[Dataset excerpts]

Start of Block

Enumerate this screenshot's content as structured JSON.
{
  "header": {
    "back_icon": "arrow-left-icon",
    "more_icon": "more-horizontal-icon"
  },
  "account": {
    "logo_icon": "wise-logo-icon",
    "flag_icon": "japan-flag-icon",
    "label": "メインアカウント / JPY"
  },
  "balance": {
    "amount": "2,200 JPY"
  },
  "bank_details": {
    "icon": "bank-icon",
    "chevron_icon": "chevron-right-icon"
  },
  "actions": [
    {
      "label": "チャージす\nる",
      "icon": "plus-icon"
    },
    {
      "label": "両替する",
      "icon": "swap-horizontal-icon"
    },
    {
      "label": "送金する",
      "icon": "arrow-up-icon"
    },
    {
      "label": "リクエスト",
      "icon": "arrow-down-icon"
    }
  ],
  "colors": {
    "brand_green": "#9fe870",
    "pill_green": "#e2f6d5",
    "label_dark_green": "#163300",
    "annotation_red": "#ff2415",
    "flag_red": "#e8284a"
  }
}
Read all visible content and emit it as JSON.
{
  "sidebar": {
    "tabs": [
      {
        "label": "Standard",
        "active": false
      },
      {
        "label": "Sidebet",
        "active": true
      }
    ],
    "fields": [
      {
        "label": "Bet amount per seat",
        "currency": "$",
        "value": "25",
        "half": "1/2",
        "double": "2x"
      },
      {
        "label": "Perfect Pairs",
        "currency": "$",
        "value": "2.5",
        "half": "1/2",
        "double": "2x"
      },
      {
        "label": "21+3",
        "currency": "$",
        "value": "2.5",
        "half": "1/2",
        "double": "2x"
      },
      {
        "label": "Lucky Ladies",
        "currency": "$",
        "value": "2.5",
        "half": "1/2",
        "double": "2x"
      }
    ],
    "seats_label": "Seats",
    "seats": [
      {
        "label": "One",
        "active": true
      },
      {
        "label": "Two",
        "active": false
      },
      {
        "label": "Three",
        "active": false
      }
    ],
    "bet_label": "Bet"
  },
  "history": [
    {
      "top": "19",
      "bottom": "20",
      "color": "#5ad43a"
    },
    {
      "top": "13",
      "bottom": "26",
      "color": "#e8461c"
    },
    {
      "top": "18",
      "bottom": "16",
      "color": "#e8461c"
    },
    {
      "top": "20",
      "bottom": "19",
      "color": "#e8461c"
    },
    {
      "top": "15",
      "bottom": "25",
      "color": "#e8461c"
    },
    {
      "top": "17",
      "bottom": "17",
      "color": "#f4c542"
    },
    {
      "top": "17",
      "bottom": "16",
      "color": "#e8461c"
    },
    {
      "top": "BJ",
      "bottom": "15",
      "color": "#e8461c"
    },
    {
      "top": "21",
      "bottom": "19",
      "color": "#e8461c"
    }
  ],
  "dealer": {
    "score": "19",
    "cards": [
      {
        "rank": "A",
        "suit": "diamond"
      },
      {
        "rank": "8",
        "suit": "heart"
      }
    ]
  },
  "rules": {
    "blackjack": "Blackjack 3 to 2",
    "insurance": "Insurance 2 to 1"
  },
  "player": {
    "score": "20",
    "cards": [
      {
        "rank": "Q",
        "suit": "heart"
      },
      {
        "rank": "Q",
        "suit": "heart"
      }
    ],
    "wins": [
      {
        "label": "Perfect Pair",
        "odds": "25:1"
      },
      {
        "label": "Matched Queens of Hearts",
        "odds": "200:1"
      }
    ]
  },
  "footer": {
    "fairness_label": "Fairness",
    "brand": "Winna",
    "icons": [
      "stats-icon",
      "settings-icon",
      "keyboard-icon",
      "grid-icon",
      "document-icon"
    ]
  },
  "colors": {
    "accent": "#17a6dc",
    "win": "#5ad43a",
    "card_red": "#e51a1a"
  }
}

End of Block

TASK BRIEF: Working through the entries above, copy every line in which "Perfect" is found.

SOLUTION:
        "label": "Perfect Pairs",
        "label": "Perfect Pair",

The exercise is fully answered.